Australia has more than their fair share of ratbag politicians. Perhaps it is to be expected with so much convict stock. Most of the ratbags seem to have coalesce in the Labor party but occasionally one is found in other parties:
Former NSW premier Nick Greiner was “evasive and hostile” when asked to give evidence over his involvement in an elaborate bid-rigging deal between two companies of which he was a director, a federal court judge said.
The two companies are mining services firm Bradken and private equity group CHAMP, a subsidiary of Castle Harlan.
Mr Greiner, the current chair of Infrastructure NSW, and Bradken’s managing director, Brian Hodges, were involved in Bradken’s “misleading or deceptive conduct”, the judge said.
Mr Greiner, Bradken and Mr Hodges, were last week ordered to pay $21.6 million to Swiss company Pala. The judge found Mr Greiner had used his positions at the two companies to hoodwink Pala into selling its mining-parts manufacturer – Norcast– for less than it was worth.
Mr Greiner was on the board of both Castle Harlan, which purchased Norcast from Pala, and Bradken, which purchased Norcast from Castle Harlan seven hours later.
In reasons for her judgment, which were supressed until now to allow both parties to redact commercially sensitive information, Justice Michelle Gordon said Mr Greiner had intimate knowledge of the deal which resulted in his affiliated firm winning a “fee”.
“Put simply, Greiner was involved and had knowledge of the essential elements from the start to the finish,” she said.

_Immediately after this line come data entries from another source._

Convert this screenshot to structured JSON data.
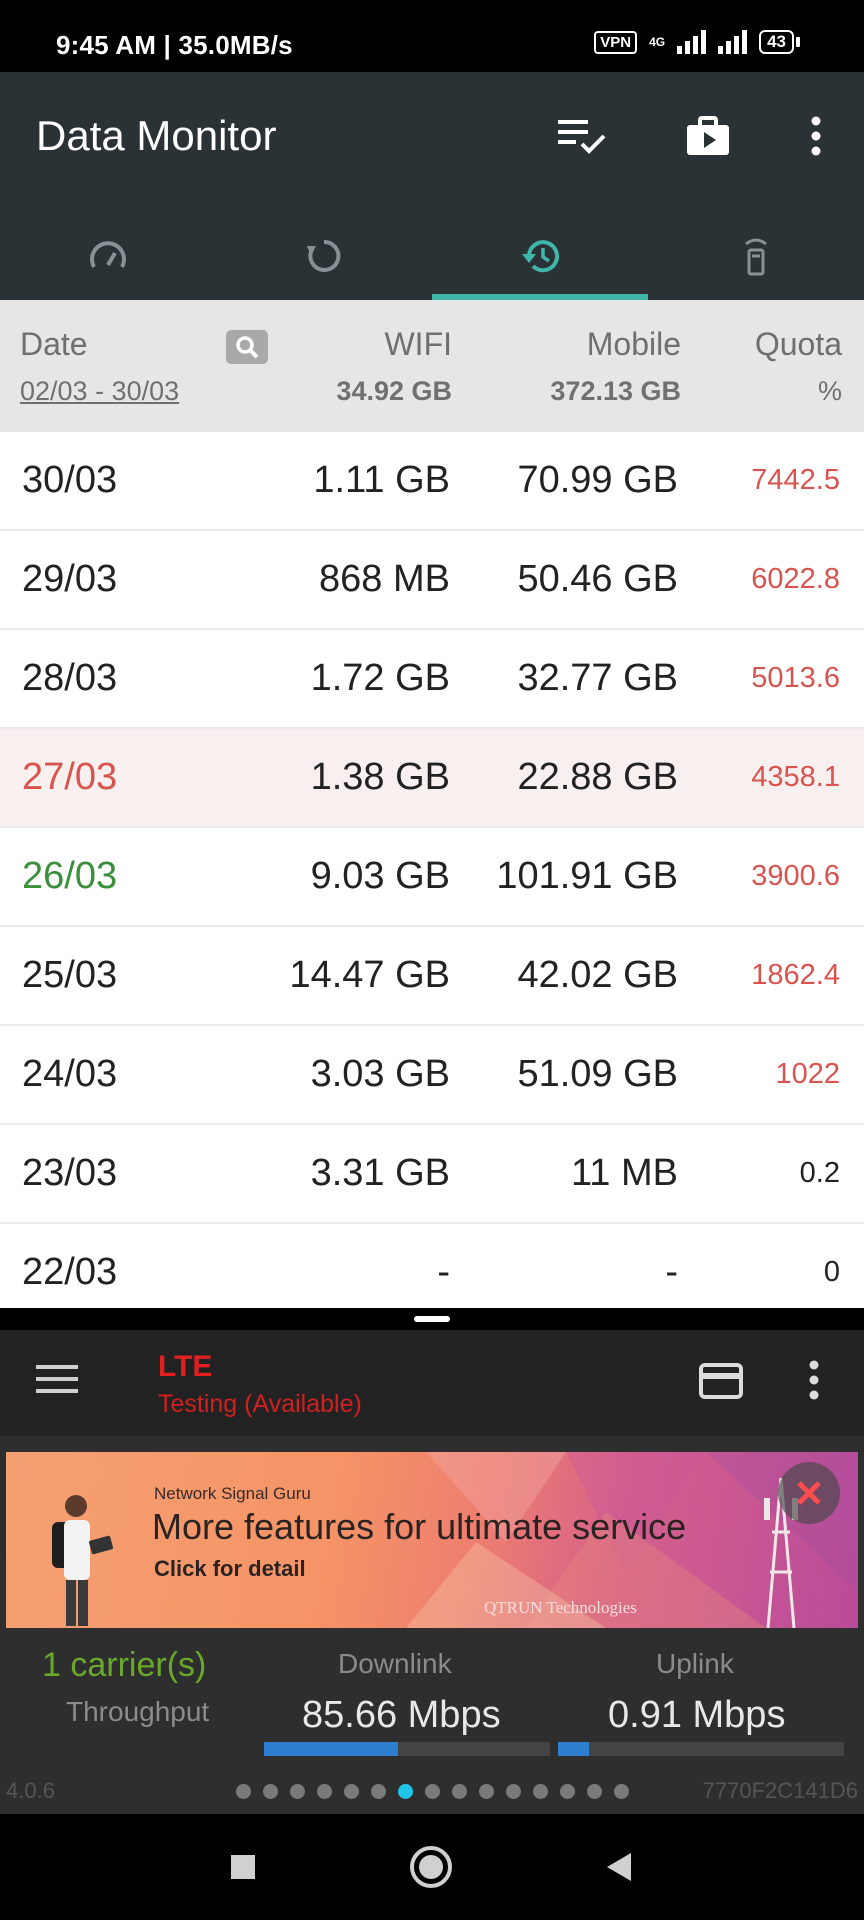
{
  "status": {
    "time_speed": "9:45 AM | 35.0MB/s",
    "vpn": "VPN",
    "network": "4G",
    "battery": "43"
  },
  "app": {
    "title": "Data Monitor",
    "tabs": [
      {
        "icon": "speedometer-icon",
        "active": false
      },
      {
        "icon": "refresh-circle-icon",
        "active": false
      },
      {
        "icon": "history-icon",
        "active": true
      },
      {
        "icon": "wifi-device-icon",
        "active": false
      }
    ],
    "accent": "#3fb6a8"
  },
  "table": {
    "headers": {
      "date": "Date",
      "wifi": "WIFI",
      "mobile": "Mobile",
      "quota": "Quota"
    },
    "summary": {
      "date_range": "02/03 - 30/03",
      "wifi_total": "34.92 GB",
      "mobile_total": "372.13 GB",
      "quota_unit": "%"
    },
    "rows": [
      {
        "date": "30/03",
        "wifi": "1.11 GB",
        "mobile": "70.99 GB",
        "quota": "7442.5",
        "date_color": "#222",
        "quota_color": "#d9534f"
      },
      {
        "date": "29/03",
        "wifi": "868 MB",
        "mobile": "50.46 GB",
        "quota": "6022.8",
        "date_color": "#222",
        "quota_color": "#d9534f"
      },
      {
        "date": "28/03",
        "wifi": "1.72 GB",
        "mobile": "32.77 GB",
        "quota": "5013.6",
        "date_color": "#222",
        "quota_color": "#d9534f"
      },
      {
        "date": "27/03",
        "wifi": "1.38 GB",
        "mobile": "22.88 GB",
        "quota": "4358.1",
        "date_color": "#d9534f",
        "quota_color": "#d9534f",
        "highlight": true
      },
      {
        "date": "26/03",
        "wifi": "9.03 GB",
        "mobile": "101.91 GB",
        "quota": "3900.6",
        "date_color": "#3a8f3a",
        "quota_color": "#d9534f"
      },
      {
        "date": "25/03",
        "wifi": "14.47 GB",
        "mobile": "42.02 GB",
        "quota": "1862.4",
        "date_color": "#222",
        "quota_color": "#d9534f"
      },
      {
        "date": "24/03",
        "wifi": "3.03 GB",
        "mobile": "51.09 GB",
        "quota": "1022",
        "date_color": "#222",
        "quota_color": "#d9534f"
      },
      {
        "date": "23/03",
        "wifi": "3.31 GB",
        "mobile": "11 MB",
        "quota": "0.2",
        "date_color": "#222",
        "quota_color": "#222"
      },
      {
        "date": "22/03",
        "wifi": "-",
        "mobile": "-",
        "quota": "0",
        "date_color": "#222",
        "quota_color": "#222"
      }
    ]
  },
  "nsg": {
    "title": "LTE",
    "subtitle": "Testing (Available)",
    "banner": {
      "small": "Network Signal Guru",
      "headline": "More features for ultimate service",
      "cta": "Click for detail",
      "brand": "QTRUN Technologies"
    },
    "carrier": "1 carrier(s)",
    "throughput_label": "Throughput",
    "downlink_label": "Downlink",
    "uplink_label": "Uplink",
    "downlink_value": "85.66 Mbps",
    "uplink_value": "0.91 Mbps",
    "downlink_level": 0.47,
    "uplink_level": 0.11,
    "version": "4.0.6",
    "device_id": "7770F2C141D6",
    "page_count": 15,
    "page_active": 6
  }
}
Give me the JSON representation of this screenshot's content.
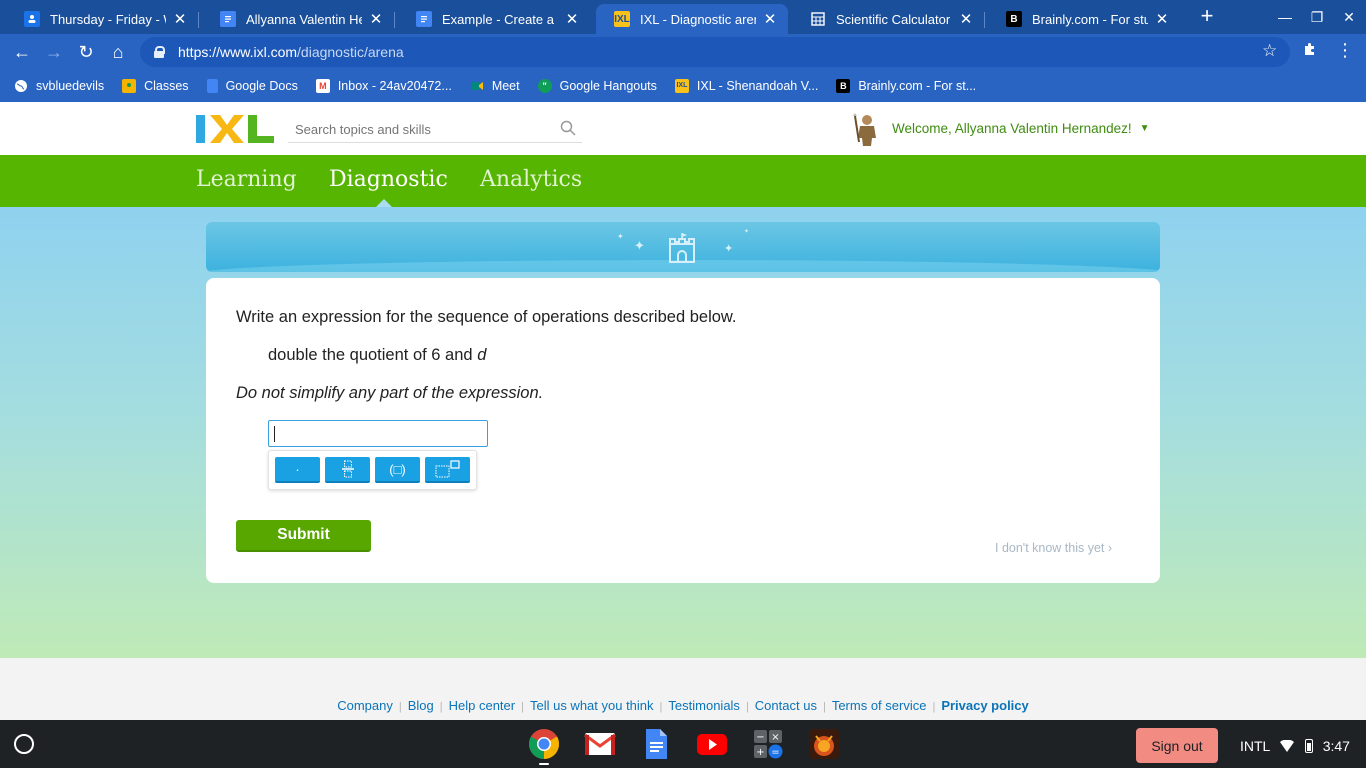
{
  "browser": {
    "tabs": [
      {
        "title": "Thursday - Friday - Wedn",
        "icon": "classroom-icon",
        "icon_color": "#1a73e8"
      },
      {
        "title": "Allyanna Valentin Herna",
        "icon": "docs-icon",
        "icon_color": "#4285f4"
      },
      {
        "title": "Example - Create a Char",
        "icon": "docs-icon",
        "icon_color": "#4285f4"
      },
      {
        "title": "IXL - Diagnostic arena",
        "icon": "ixl-icon",
        "icon_color": "#f9c11a",
        "active": true
      },
      {
        "title": "Scientific Calculator",
        "icon": "calculator-icon",
        "icon_color": "#ffffff"
      },
      {
        "title": "Brainly.com - For studen",
        "icon": "brainly-icon",
        "icon_color": "#000000"
      }
    ],
    "url_host": "https://www.ixl.com",
    "url_path": "/diagnostic/arena",
    "bookmarks": [
      {
        "label": "svbluedevils",
        "icon": "globe-icon",
        "color": "#ffffff"
      },
      {
        "label": "Classes",
        "icon": "classroom-icon",
        "color": "#f4b400"
      },
      {
        "label": "Google Docs",
        "icon": "docs-icon",
        "color": "#4285f4"
      },
      {
        "label": "Inbox - 24av20472...",
        "icon": "gmail-icon",
        "color": "#ea4335"
      },
      {
        "label": "Meet",
        "icon": "meet-icon",
        "color": "#00897b"
      },
      {
        "label": "Google Hangouts",
        "icon": "hangouts-icon",
        "color": "#0f9d58"
      },
      {
        "label": "IXL - Shenandoah V...",
        "icon": "ixl-icon",
        "color": "#f9c11a"
      },
      {
        "label": "Brainly.com - For st...",
        "icon": "brainly-icon",
        "color": "#000000"
      }
    ]
  },
  "ixl": {
    "logo_text": "IXL",
    "search_placeholder": "Search topics and skills",
    "welcome": "Welcome, Allyanna Valentin Hernandez!",
    "nav": [
      {
        "label": "Learning"
      },
      {
        "label": "Diagnostic",
        "active": true
      },
      {
        "label": "Analytics"
      }
    ],
    "question": {
      "prompt": "Write an expression for the sequence of operations described below.",
      "expression_text": "double the quotient of 6 and ",
      "expression_var": "d",
      "note": "Do not simplify any part of the expression.",
      "answer_value": "",
      "keypad": [
        {
          "label": "·",
          "name": "multiply-dot-key"
        },
        {
          "label": "fraction",
          "name": "fraction-key"
        },
        {
          "label": "(□)",
          "name": "parentheses-key"
        },
        {
          "label": "exponent",
          "name": "exponent-key"
        }
      ]
    },
    "submit_label": "Submit",
    "idk_label": "I don't know this yet ›",
    "footer_links": [
      "Company",
      "Blog",
      "Help center",
      "Tell us what you think",
      "Testimonials",
      "Contact us",
      "Terms of service",
      "Privacy policy"
    ]
  },
  "colors": {
    "ixl_green": "#56b501",
    "submit_green": "#58a700",
    "keypad_blue": "#1aa1e4",
    "chrome_blue": "#2a64c2"
  },
  "shelf": {
    "signout_label": "Sign out",
    "ime": "INTL",
    "time": "3:47",
    "apps": [
      "chrome-icon",
      "gmail-icon",
      "docs-icon",
      "youtube-icon",
      "calculator-icon",
      "game-icon"
    ]
  }
}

“(His) subjective, operative purpose was equally to ensure that Castle Harlan (of which Mr Greiner is affiliated) made a bid.”

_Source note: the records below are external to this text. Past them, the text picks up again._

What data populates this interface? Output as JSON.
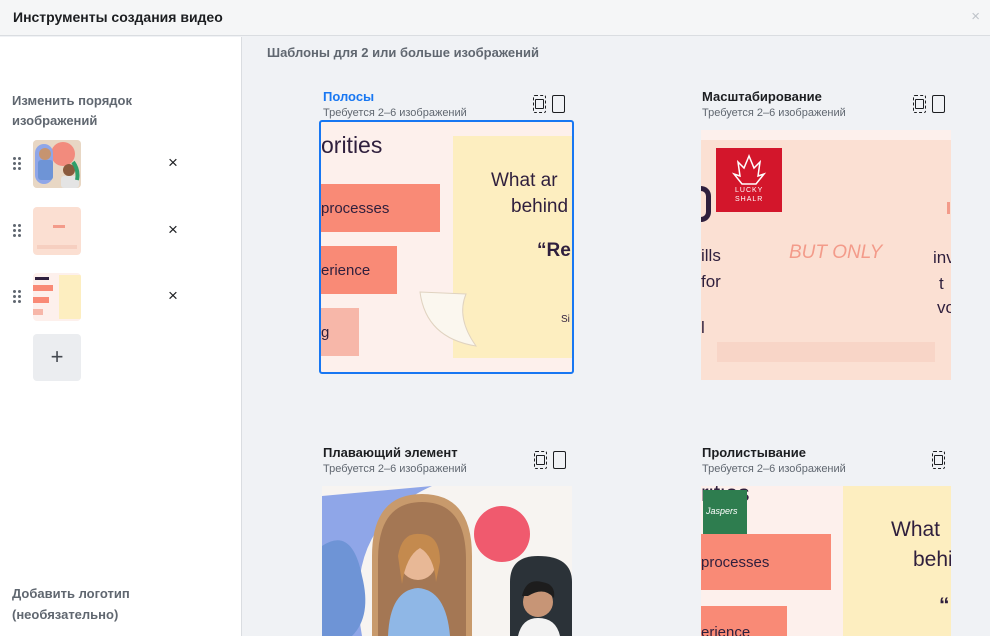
{
  "header": {
    "title": "Инструменты создания видео",
    "close_icon": "×"
  },
  "sidebar": {
    "reorder_heading": "Изменить порядок изображений",
    "images": [
      {
        "name": "photo-people",
        "remove_icon": "×"
      },
      {
        "name": "slide-pink-but-only",
        "remove_icon": "×"
      },
      {
        "name": "slide-priorities",
        "remove_icon": "×"
      }
    ],
    "add_icon": "+",
    "logo_heading": "Добавить логотип (необязательно)"
  },
  "main": {
    "heading": "Шаблоны для 2 или больше изображений",
    "templates": [
      {
        "name": "Полосы",
        "requirement": "Требуется 2–6 изображений",
        "selected": true,
        "preview": {
          "text1": "orities",
          "text2": "processes",
          "text3": "erience",
          "text4": "g",
          "note1": "What ar",
          "note2": "behind",
          "note3": "“Re",
          "note4": "Si"
        }
      },
      {
        "name": "Масштабирование",
        "requirement": "Требуется 2–6 изображений",
        "selected": false,
        "preview": {
          "logo1": "LUCKY",
          "logo2": "SHALR",
          "big": "BUT ONLY",
          "left1": "ills",
          "left2": "for",
          "left3": "l",
          "right1": "inv",
          "right2": "t",
          "right3": "vo"
        }
      },
      {
        "name": "Плавающий элемент",
        "requirement": "Требуется 2–6 изображений",
        "selected": false
      },
      {
        "name": "Пролистывание",
        "requirement": "Требуется 2–6 изображений",
        "selected": false,
        "preview": {
          "logo": "Jaspers",
          "text1": "rities",
          "text2": "processes",
          "text3": "erience",
          "note1": "What",
          "note2": "behi",
          "note3": "“"
        }
      }
    ]
  },
  "colors": {
    "accent": "#1877f2",
    "slide_pink": "#f98a76",
    "slide_yellow": "#fdeec0",
    "slide_bg": "#fdf0ec"
  }
}
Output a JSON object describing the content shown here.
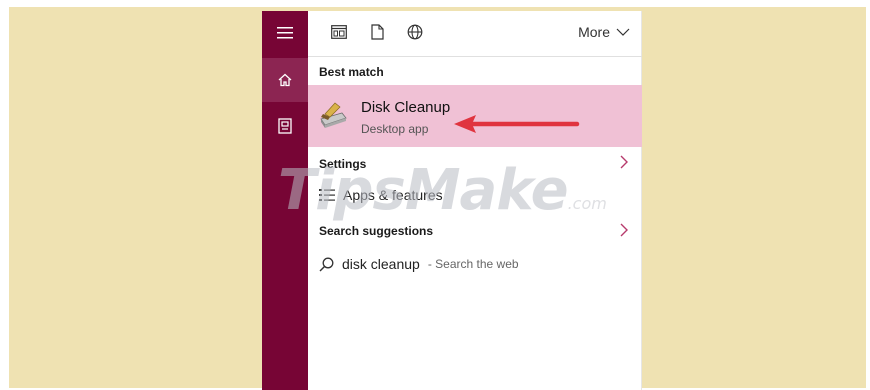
{
  "colors": {
    "backdrop": "#efe2b2",
    "rail": "#770535",
    "highlight": "#f0c1d5",
    "accent": "#b73a6c",
    "arrow": "#e0343f"
  },
  "rail": {
    "items": [
      {
        "icon": "hamburger-icon"
      },
      {
        "icon": "home-icon"
      },
      {
        "icon": "documents-icon"
      }
    ]
  },
  "filter_bar": {
    "icons": [
      "apps-filter-icon",
      "documents-filter-icon",
      "web-filter-icon"
    ],
    "more_label": "More"
  },
  "best_match": {
    "header": "Best match",
    "title": "Disk Cleanup",
    "subtitle": "Desktop app",
    "icon": "disk-cleanup-icon"
  },
  "settings": {
    "header": "Settings",
    "item_label": "Apps & features",
    "item_icon": "apps-features-icon"
  },
  "suggestions": {
    "header": "Search suggestions",
    "query": "disk cleanup",
    "hint": "- Search the web",
    "icon": "search-icon"
  },
  "watermark": {
    "main": "TipsMake",
    "suffix": ".com"
  }
}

Bradken expressed an interest in buying Norcast in 2011.